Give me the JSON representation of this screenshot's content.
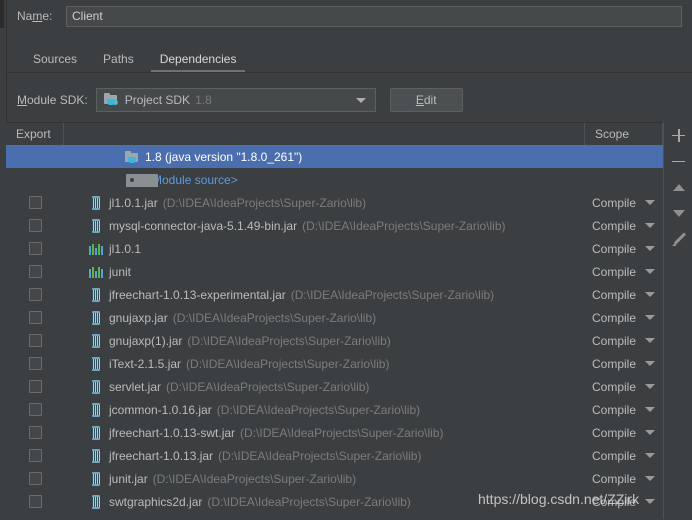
{
  "window": {
    "accent_selection": "#4b6eaf",
    "background": "#3c3f41"
  },
  "name_row": {
    "label_pre": "Na",
    "label_mnemonic": "m",
    "label_post": "e:",
    "value": "Client",
    "placeholder": ""
  },
  "tabs": [
    {
      "label": "Sources",
      "active": false
    },
    {
      "label": "Paths",
      "active": false
    },
    {
      "label": "Dependencies",
      "active": true
    }
  ],
  "sdk_row": {
    "label_mnemonic": "M",
    "label_rest": "odule SDK:",
    "combo_text": "Project SDK",
    "combo_version": "1.8",
    "edit_mnemonic": "E",
    "edit_rest": "dit"
  },
  "table": {
    "headers": {
      "export": "Export",
      "middle": "",
      "scope": "Scope"
    },
    "rows": [
      {
        "kind": "sdk",
        "icon": "sdk-folder-java-icon",
        "name": "1.8 (java version \"1.8.0_261\")",
        "path": "",
        "scope": "",
        "selected": true,
        "checkbox": false
      },
      {
        "kind": "module-source",
        "icon": "module-source-icon",
        "name": "<Module source>",
        "path": "",
        "scope": "",
        "selected": false,
        "checkbox": false
      },
      {
        "kind": "jar",
        "icon": "jar-icon",
        "name": "jl1.0.1.jar",
        "path": "(D:\\IDEA\\IdeaProjects\\Super-Zario\\lib)",
        "scope": "Compile",
        "selected": false,
        "checkbox": true
      },
      {
        "kind": "jar",
        "icon": "jar-icon",
        "name": "mysql-connector-java-5.1.49-bin.jar",
        "path": "(D:\\IDEA\\IdeaProjects\\Super-Zario\\lib)",
        "scope": "Compile",
        "selected": false,
        "checkbox": true
      },
      {
        "kind": "library",
        "icon": "library-icon",
        "name": "jl1.0.1",
        "path": "",
        "scope": "Compile",
        "selected": false,
        "checkbox": true
      },
      {
        "kind": "library",
        "icon": "library-icon",
        "name": "junit",
        "path": "",
        "scope": "Compile",
        "selected": false,
        "checkbox": true
      },
      {
        "kind": "jar",
        "icon": "jar-icon",
        "name": "jfreechart-1.0.13-experimental.jar",
        "path": "(D:\\IDEA\\IdeaProjects\\Super-Zario\\lib)",
        "scope": "Compile",
        "selected": false,
        "checkbox": true
      },
      {
        "kind": "jar",
        "icon": "jar-icon",
        "name": "gnujaxp.jar",
        "path": "(D:\\IDEA\\IdeaProjects\\Super-Zario\\lib)",
        "scope": "Compile",
        "selected": false,
        "checkbox": true
      },
      {
        "kind": "jar",
        "icon": "jar-icon",
        "name": "gnujaxp(1).jar",
        "path": "(D:\\IDEA\\IdeaProjects\\Super-Zario\\lib)",
        "scope": "Compile",
        "selected": false,
        "checkbox": true
      },
      {
        "kind": "jar",
        "icon": "jar-icon",
        "name": "iText-2.1.5.jar",
        "path": "(D:\\IDEA\\IdeaProjects\\Super-Zario\\lib)",
        "scope": "Compile",
        "selected": false,
        "checkbox": true
      },
      {
        "kind": "jar",
        "icon": "jar-icon",
        "name": "servlet.jar",
        "path": "(D:\\IDEA\\IdeaProjects\\Super-Zario\\lib)",
        "scope": "Compile",
        "selected": false,
        "checkbox": true
      },
      {
        "kind": "jar",
        "icon": "jar-icon",
        "name": "jcommon-1.0.16.jar",
        "path": "(D:\\IDEA\\IdeaProjects\\Super-Zario\\lib)",
        "scope": "Compile",
        "selected": false,
        "checkbox": true
      },
      {
        "kind": "jar",
        "icon": "jar-icon",
        "name": "jfreechart-1.0.13-swt.jar",
        "path": "(D:\\IDEA\\IdeaProjects\\Super-Zario\\lib)",
        "scope": "Compile",
        "selected": false,
        "checkbox": true
      },
      {
        "kind": "jar",
        "icon": "jar-icon",
        "name": "jfreechart-1.0.13.jar",
        "path": "(D:\\IDEA\\IdeaProjects\\Super-Zario\\lib)",
        "scope": "Compile",
        "selected": false,
        "checkbox": true
      },
      {
        "kind": "jar",
        "icon": "jar-icon",
        "name": "junit.jar",
        "path": "(D:\\IDEA\\IdeaProjects\\Super-Zario\\lib)",
        "scope": "Compile",
        "selected": false,
        "checkbox": true
      },
      {
        "kind": "jar",
        "icon": "jar-icon",
        "name": "swtgraphics2d.jar",
        "path": "(D:\\IDEA\\IdeaProjects\\Super-Zario\\lib)",
        "scope": "Compile",
        "selected": false,
        "checkbox": true
      }
    ]
  },
  "right_toolbar": [
    {
      "icon": "plus-icon",
      "name": "add-dependency-button"
    },
    {
      "icon": "minus-icon",
      "name": "remove-dependency-button"
    },
    {
      "icon": "arrow-up-icon",
      "name": "move-up-button"
    },
    {
      "icon": "arrow-down-icon",
      "name": "move-down-button"
    },
    {
      "icon": "pencil-icon",
      "name": "edit-dependency-button"
    }
  ],
  "watermark": {
    "text": "https://blog.csdn.net/ZZirk"
  }
}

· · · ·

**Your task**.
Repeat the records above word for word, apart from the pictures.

**Result for this exercise**.
Give me the JSON representation of this screenshot's content.
{
  "window": {
    "accent_selection": "#4b6eaf",
    "background": "#3c3f41"
  },
  "name_row": {
    "label_pre": "Na",
    "label_mnemonic": "m",
    "label_post": "e:",
    "value": "Client",
    "placeholder": ""
  },
  "tabs": [
    {
      "label": "Sources",
      "active": false
    },
    {
      "label": "Paths",
      "active": false
    },
    {
      "label": "Dependencies",
      "active": true
    }
  ],
  "sdk_row": {
    "label_mnemonic": "M",
    "label_rest": "odule SDK:",
    "combo_text": "Project SDK",
    "combo_version": "1.8",
    "edit_mnemonic": "E",
    "edit_rest": "dit"
  },
  "table": {
    "headers": {
      "export": "Export",
      "middle": "",
      "scope": "Scope"
    },
    "rows": [
      {
        "kind": "sdk",
        "icon": "sdk-folder-java-icon",
        "name": "1.8 (java version \"1.8.0_261\")",
        "path": "",
        "scope": "",
        "selected": true,
        "checkbox": false
      },
      {
        "kind": "module-source",
        "icon": "module-source-icon",
        "name": "<Module source>",
        "path": "",
        "scope": "",
        "selected": false,
        "checkbox": false
      },
      {
        "kind": "jar",
        "icon": "jar-icon",
        "name": "jl1.0.1.jar",
        "path": "(D:\\IDEA\\IdeaProjects\\Super-Zario\\lib)",
        "scope": "Compile",
        "selected": false,
        "checkbox": true
      },
      {
        "kind": "jar",
        "icon": "jar-icon",
        "name": "mysql-connector-java-5.1.49-bin.jar",
        "path": "(D:\\IDEA\\IdeaProjects\\Super-Zario\\lib)",
        "scope": "Compile",
        "selected": false,
        "checkbox": true
      },
      {
        "kind": "library",
        "icon": "library-icon",
        "name": "jl1.0.1",
        "path": "",
        "scope": "Compile",
        "selected": false,
        "checkbox": true
      },
      {
        "kind": "library",
        "icon": "library-icon",
        "name": "junit",
        "path": "",
        "scope": "Compile",
        "selected": false,
        "checkbox": true
      },
      {
        "kind": "jar",
        "icon": "jar-icon",
        "name": "jfreechart-1.0.13-experimental.jar",
        "path": "(D:\\IDEA\\IdeaProjects\\Super-Zario\\lib)",
        "scope": "Compile",
        "selected": false,
        "checkbox": true
      },
      {
        "kind": "jar",
        "icon": "jar-icon",
        "name": "gnujaxp.jar",
        "path": "(D:\\IDEA\\IdeaProjects\\Super-Zario\\lib)",
        "scope": "Compile",
        "selected": false,
        "checkbox": true
      },
      {
        "kind": "jar",
        "icon": "jar-icon",
        "name": "gnujaxp(1).jar",
        "path": "(D:\\IDEA\\IdeaProjects\\Super-Zario\\lib)",
        "scope": "Compile",
        "selected": false,
        "checkbox": true
      },
      {
        "kind": "jar",
        "icon": "jar-icon",
        "name": "iText-2.1.5.jar",
        "path": "(D:\\IDEA\\IdeaProjects\\Super-Zario\\lib)",
        "scope": "Compile",
        "selected": false,
        "checkbox": true
      },
      {
        "kind": "jar",
        "icon": "jar-icon",
        "name": "servlet.jar",
        "path": "(D:\\IDEA\\IdeaProjects\\Super-Zario\\lib)",
        "scope": "Compile",
        "selected": false,
        "checkbox": true
      },
      {
        "kind": "jar",
        "icon": "jar-icon",
        "name": "jcommon-1.0.16.jar",
        "path": "(D:\\IDEA\\IdeaProjects\\Super-Zario\\lib)",
        "scope": "Compile",
        "selected": false,
        "checkbox": true
      },
      {
        "kind": "jar",
        "icon": "jar-icon",
        "name": "jfreechart-1.0.13-swt.jar",
        "path": "(D:\\IDEA\\IdeaProjects\\Super-Zario\\lib)",
        "scope": "Compile",
        "selected": false,
        "checkbox": true
      },
      {
        "kind": "jar",
        "icon": "jar-icon",
        "name": "jfreechart-1.0.13.jar",
        "path": "(D:\\IDEA\\IdeaProjects\\Super-Zario\\lib)",
        "scope": "Compile",
        "selected": false,
        "checkbox": true
      },
      {
        "kind": "jar",
        "icon": "jar-icon",
        "name": "junit.jar",
        "path": "(D:\\IDEA\\IdeaProjects\\Super-Zario\\lib)",
        "scope": "Compile",
        "selected": false,
        "checkbox": true
      },
      {
        "kind": "jar",
        "icon": "jar-icon",
        "name": "swtgraphics2d.jar",
        "path": "(D:\\IDEA\\IdeaProjects\\Super-Zario\\lib)",
        "scope": "Compile",
        "selected": false,
        "checkbox": true
      }
    ]
  },
  "right_toolbar": [
    {
      "icon": "plus-icon",
      "name": "add-dependency-button"
    },
    {
      "icon": "minus-icon",
      "name": "remove-dependency-button"
    },
    {
      "icon": "arrow-up-icon",
      "name": "move-up-button"
    },
    {
      "icon": "arrow-down-icon",
      "name": "move-down-button"
    },
    {
      "icon": "pencil-icon",
      "name": "edit-dependency-button"
    }
  ],
  "watermark": {
    "text": "https://blog.csdn.net/ZZirk"
  }
}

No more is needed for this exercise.